IGPN - International Green Purchasing Network


News

Archives

2020
01  
2019
01   03   04   05   06   08   10   11   12  
2017
01   02   03  
2016
01   02   03   04   05   06   07   08   09   10   11   12  
2015
01   02   03   04   05   06   07   08   09   10   11   12  
2014
01   02   03   06   07   08   09   10   11   12  
2013
01   02   03   04   05   06   07   08   09   10   11  
2012
01   02   03   04   05   06   07   08   09   10   11   12  
2011
01   02   03   04   05   06   07   08   09   10   11   12  
2010
01   02   03   04   05   07   08   09   10   11   12  
2009
01   02   03   05   06   07   08   10   11   12  
2008
01   03   04   07   08   09   10   11   12  
2007
02   03   04   05   06   07   08   09   10  
2006
02   03   04   05   06   07   08   09   10   11   12  
2005
06   07   09   10   11  

Categories

China, S. Korea seek to cut emissions in daily life

September 13, 2016

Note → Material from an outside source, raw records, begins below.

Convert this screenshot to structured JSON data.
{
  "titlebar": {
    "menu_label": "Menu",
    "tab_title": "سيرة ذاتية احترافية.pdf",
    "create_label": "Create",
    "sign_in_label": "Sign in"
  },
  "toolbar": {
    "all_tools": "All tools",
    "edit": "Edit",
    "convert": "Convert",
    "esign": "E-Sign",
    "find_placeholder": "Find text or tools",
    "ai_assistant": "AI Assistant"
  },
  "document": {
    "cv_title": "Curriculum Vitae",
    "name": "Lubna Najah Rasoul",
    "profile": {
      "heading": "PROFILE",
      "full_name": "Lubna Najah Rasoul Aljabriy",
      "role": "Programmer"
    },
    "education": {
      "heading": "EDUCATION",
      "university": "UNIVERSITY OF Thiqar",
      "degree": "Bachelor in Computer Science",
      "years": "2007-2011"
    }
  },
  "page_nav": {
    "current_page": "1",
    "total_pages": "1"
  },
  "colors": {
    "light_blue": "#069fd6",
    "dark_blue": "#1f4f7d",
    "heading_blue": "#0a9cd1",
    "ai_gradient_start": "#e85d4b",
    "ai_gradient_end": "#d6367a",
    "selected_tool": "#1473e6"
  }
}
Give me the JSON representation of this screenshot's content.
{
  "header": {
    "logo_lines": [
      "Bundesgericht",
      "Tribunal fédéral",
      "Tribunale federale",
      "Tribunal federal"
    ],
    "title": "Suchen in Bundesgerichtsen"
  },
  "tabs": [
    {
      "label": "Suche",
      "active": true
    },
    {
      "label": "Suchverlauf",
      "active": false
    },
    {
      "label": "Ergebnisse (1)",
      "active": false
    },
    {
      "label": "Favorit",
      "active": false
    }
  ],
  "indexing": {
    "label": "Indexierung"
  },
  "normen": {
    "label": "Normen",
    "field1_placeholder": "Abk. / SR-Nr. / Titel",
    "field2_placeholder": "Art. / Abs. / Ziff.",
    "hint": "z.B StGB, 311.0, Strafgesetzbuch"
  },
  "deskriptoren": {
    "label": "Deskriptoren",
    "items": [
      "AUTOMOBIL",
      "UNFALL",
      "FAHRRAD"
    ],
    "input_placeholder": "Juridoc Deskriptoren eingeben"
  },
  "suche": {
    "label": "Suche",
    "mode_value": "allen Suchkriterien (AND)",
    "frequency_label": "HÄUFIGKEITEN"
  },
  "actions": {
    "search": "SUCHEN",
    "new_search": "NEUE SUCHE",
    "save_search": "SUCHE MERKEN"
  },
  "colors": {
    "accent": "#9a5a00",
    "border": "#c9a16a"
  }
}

China, S. Korea seek to cut emissions in daily life

China.org.cn
Tuesday 13 September 2016

Government officials, experts and representatives from non-governmental organisations (NGOs) from China and South Korea gathered in Beijing on Sept. 10 to share their views and experiences in cutting carbon dioxide emissions in people’s daily lives.

“It is a trend that emissions arising from investment-driven development will see a gradual drop, while consumption-based emissions will keep growing,” said He Jiankun, vice chairman of National Experts Panel on Climate Change and director of Institute of Low Carbon Economy of Tsinghua University.

He emphasised the need to guide the public to be low-carbon-oriented in their consumption habits and lifestyles, which will “bring changes to their production activities and industrial structure, and hence promote the building of a low-carbon society.”

In 2013, China rolled out the first round of pilot projects for low-carbon cities, and trials for trading carbon emissions rights were carried out in Beijing, Tianjin, Shanghai, Chongqing, Guangdong, Hubei and Shenzhen. It pledged last year to launch a nationwide carbon emission trading market in 2017.

Such a trading system mainly targets key industrial sectors, including iron and steel, electricity, chemicals, construction materials, papermaking and nonferrous metal. “It is important to make the market play the decisive role in resource allocation,” said He. “We also welcome the use of market tools to encourage the public to reduce emissions in their own way.”

Director Choi Min Ji from the South Korean Ministry of Environment echoed He’s opinion, adding that her country has been promoting market measures to arouse enthusiasm among its citizens to lead a greener life, including the green credit card scheme and the carbon labeling system.

Read more at Eco-Business.

category : Topics


Focus on

Information

IGPN Events